Norhayati Khalid was on her way to hospital to identify a body believed to be her son, 11-year-old Amin Ashraf. She said she last saw him just one day ago.
“I brought him some chicken floss buns (and) my son passed me a handwritten note to say he’s happy here at the school and he wants to be a “hafiz” (someone who memorizes the Quran) so that he can take us to heaven,” she told CNN.
“We moved him here three months ago from Kelantan and it’s a popular school among the students and teachers. We didn’t have to pay any school fees.”
Investigators were examining whether a electric short circuit had caused the fire, but Deputy Inspector General of Police Noor Rashid Ibraham said a conclusion hadn’t been reached yet.
He added the victims were all aged between 13 and 17, but when questioned about reports of even younger victims he said DNA testing would be required.
Ibraham said the building was new and had been used as a religious school specializing in Quranic studies.
School should not have been in operation
Malaysia’s Minister of Urban Wellbeing, Housing and Local Government, Noh Omar, said there have been 29 similar incidents in the past involving fires at religious schools.
The school’s license was being reviewed by the authorities and it should not have been in operation, Noh told reporters.
Six students and a member of the public were injured in the incident, Health Minister Subramaniam confirmed.
Malaysian Prime Minister Najib Razak expressed his sympathy for those affected on social media.

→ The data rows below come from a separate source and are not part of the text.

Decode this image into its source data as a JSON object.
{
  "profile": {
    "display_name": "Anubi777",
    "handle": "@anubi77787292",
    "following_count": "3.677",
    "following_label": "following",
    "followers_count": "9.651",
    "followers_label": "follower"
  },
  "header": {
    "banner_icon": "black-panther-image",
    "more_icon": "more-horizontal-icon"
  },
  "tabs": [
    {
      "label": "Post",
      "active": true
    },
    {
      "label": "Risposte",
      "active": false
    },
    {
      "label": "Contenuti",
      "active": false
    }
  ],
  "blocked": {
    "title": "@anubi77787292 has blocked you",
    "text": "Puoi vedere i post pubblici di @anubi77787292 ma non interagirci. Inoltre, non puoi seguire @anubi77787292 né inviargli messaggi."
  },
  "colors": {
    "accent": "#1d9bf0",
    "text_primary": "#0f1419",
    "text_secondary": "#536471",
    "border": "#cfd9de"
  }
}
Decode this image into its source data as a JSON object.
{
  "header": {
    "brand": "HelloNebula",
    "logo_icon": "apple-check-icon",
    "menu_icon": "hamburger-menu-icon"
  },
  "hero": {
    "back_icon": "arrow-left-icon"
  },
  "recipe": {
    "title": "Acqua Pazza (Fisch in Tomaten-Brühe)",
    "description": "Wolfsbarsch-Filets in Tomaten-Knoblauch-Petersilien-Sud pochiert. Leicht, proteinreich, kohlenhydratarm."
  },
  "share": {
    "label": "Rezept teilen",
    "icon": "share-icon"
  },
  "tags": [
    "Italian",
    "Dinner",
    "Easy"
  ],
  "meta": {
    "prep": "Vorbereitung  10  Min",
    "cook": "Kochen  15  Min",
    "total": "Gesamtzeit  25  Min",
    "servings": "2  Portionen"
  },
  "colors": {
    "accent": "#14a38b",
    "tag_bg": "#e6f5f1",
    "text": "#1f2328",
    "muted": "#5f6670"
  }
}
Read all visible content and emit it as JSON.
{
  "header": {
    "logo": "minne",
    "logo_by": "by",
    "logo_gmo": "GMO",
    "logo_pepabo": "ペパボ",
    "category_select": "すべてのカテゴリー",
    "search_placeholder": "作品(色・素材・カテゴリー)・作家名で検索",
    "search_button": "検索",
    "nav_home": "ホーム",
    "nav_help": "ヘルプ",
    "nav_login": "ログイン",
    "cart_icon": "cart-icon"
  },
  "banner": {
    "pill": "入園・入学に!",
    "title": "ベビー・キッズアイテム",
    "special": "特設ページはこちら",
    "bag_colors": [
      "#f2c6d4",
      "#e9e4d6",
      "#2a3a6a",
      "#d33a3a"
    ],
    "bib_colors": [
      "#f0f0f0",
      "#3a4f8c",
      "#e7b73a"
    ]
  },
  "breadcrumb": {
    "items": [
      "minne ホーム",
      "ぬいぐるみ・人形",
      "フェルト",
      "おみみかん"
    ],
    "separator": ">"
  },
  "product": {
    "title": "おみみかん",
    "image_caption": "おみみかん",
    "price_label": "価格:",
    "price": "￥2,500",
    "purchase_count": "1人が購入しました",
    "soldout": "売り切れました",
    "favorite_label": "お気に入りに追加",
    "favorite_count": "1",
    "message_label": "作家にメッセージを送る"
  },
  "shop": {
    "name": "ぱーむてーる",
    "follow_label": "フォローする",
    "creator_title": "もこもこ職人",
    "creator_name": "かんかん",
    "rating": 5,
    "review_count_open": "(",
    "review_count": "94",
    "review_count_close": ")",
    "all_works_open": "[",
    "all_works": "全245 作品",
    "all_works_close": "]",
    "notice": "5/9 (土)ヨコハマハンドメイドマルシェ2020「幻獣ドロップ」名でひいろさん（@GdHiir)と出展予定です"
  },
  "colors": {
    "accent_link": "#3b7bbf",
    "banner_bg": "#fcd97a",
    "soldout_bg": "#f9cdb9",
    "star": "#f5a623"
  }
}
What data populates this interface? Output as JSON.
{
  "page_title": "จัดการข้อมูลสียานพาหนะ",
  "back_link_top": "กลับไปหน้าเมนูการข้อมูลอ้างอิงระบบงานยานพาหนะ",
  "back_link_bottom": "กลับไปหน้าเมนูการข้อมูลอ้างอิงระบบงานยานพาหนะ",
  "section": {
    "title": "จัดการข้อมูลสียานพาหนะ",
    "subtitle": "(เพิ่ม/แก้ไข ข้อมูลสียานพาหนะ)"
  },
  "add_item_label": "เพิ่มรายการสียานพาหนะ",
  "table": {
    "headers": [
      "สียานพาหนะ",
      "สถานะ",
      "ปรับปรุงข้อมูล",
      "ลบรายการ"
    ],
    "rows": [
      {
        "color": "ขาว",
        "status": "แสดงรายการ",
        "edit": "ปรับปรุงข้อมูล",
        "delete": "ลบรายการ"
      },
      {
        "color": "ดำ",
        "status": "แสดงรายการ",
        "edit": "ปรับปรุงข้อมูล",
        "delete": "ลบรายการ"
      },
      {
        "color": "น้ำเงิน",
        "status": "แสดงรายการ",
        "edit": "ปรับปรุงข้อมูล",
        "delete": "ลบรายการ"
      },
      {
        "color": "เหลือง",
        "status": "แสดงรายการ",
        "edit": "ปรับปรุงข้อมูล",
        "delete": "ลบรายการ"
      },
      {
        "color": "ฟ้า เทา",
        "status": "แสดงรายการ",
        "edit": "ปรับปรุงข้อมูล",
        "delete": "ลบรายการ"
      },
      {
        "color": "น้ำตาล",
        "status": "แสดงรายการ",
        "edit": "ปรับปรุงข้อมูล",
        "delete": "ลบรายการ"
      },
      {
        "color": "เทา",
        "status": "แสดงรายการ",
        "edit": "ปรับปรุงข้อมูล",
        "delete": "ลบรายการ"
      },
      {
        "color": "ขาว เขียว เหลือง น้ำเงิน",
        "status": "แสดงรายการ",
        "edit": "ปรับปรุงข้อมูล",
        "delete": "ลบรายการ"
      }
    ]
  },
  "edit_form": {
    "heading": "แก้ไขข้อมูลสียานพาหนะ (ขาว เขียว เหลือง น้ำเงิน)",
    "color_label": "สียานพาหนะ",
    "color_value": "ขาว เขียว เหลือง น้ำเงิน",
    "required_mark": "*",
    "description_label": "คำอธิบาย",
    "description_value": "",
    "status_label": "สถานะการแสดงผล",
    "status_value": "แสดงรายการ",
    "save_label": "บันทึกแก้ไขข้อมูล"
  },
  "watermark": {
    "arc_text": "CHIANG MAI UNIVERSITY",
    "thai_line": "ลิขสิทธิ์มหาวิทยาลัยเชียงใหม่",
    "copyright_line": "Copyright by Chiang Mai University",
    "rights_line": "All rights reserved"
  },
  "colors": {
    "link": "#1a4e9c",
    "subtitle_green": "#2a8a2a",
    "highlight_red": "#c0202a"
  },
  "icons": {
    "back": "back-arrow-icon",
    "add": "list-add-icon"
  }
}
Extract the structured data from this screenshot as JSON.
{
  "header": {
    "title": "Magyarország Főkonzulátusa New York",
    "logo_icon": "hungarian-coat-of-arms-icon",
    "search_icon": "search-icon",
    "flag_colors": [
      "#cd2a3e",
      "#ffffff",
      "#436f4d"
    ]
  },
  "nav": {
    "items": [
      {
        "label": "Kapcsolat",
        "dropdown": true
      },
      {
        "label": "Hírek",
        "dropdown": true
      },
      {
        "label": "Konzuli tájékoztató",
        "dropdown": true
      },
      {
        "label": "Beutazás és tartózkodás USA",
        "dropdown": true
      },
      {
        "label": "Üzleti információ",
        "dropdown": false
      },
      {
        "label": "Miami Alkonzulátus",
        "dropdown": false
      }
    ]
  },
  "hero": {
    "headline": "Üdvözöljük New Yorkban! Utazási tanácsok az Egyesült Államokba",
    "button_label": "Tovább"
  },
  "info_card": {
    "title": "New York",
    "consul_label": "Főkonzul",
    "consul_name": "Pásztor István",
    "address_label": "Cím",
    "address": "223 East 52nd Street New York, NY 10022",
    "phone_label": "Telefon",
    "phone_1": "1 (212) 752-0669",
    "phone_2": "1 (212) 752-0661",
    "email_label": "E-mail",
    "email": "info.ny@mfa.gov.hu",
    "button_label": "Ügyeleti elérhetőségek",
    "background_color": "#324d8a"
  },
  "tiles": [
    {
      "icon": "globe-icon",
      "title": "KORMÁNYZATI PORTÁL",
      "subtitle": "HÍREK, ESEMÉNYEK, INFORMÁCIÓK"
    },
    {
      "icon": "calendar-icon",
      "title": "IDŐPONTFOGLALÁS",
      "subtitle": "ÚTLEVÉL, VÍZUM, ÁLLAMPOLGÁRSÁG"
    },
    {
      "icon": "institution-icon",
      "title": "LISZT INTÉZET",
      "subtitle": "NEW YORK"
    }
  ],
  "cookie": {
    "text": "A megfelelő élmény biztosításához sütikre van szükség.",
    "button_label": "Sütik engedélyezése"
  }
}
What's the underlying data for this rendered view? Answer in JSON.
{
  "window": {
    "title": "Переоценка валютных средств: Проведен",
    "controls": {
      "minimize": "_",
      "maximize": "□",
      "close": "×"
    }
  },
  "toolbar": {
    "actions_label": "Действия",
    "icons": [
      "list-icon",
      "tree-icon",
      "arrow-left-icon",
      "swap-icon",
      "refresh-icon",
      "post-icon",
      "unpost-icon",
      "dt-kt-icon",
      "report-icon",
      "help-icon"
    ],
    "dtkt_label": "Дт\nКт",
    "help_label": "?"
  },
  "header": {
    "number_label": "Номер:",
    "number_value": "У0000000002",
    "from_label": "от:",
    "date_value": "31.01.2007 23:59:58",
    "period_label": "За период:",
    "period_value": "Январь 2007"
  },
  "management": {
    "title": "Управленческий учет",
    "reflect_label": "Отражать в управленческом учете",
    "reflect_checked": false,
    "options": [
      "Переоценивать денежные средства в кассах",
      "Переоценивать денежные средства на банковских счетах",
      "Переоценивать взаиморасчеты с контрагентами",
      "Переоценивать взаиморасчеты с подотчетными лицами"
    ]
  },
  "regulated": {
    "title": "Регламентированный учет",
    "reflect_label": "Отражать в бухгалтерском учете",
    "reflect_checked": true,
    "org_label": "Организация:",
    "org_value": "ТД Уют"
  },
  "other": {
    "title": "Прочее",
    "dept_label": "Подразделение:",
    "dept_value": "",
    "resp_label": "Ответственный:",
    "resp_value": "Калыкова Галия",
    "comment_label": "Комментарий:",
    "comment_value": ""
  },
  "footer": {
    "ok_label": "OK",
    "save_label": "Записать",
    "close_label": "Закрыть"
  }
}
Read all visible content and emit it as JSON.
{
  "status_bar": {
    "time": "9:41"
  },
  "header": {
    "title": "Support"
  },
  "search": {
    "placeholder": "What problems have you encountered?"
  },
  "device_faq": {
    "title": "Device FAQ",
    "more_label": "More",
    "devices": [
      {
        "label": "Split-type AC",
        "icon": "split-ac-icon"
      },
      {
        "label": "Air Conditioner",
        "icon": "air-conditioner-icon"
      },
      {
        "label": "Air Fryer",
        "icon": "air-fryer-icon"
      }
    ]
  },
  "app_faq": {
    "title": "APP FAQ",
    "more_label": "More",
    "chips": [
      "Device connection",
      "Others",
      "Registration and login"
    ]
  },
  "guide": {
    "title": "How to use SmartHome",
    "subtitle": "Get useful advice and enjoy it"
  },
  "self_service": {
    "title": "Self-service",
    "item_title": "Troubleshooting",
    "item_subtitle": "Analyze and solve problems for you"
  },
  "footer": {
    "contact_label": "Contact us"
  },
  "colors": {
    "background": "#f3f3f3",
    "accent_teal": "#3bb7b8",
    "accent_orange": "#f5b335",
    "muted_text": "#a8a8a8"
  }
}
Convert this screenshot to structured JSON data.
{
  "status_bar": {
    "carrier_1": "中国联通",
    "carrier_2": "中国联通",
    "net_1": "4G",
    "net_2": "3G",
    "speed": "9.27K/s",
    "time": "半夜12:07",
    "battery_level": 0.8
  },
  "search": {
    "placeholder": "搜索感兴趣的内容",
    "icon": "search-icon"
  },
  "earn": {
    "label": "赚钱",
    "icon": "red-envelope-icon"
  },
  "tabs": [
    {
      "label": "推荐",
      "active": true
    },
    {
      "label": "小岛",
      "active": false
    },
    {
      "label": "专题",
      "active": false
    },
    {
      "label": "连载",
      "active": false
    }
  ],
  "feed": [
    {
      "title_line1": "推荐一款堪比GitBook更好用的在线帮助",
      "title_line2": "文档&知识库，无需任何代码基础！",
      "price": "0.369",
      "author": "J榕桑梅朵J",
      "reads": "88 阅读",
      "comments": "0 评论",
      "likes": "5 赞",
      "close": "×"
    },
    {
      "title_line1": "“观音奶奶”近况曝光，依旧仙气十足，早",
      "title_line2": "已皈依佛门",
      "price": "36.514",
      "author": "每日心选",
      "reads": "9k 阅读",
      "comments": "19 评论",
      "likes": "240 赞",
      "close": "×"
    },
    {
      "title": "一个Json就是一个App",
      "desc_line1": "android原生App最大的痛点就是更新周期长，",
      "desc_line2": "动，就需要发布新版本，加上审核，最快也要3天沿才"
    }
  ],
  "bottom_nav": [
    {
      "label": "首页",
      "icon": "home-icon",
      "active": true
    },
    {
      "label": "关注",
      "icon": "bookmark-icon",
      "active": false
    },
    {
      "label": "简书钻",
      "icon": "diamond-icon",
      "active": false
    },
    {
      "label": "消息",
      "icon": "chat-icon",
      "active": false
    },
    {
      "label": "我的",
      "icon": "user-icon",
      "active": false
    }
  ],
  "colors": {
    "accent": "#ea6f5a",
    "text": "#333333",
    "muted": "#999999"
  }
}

“Deeply saddened to hear Darul Quran Ittifaqiyah Tahfiz Center burned and that more than 20 lives were lost. May their souls be blessed by Allah SWT. Al Fatihah,” he wrote on Twitter.
Malaysian media earlier reported that 25 people were killed, 23 students and two wardens.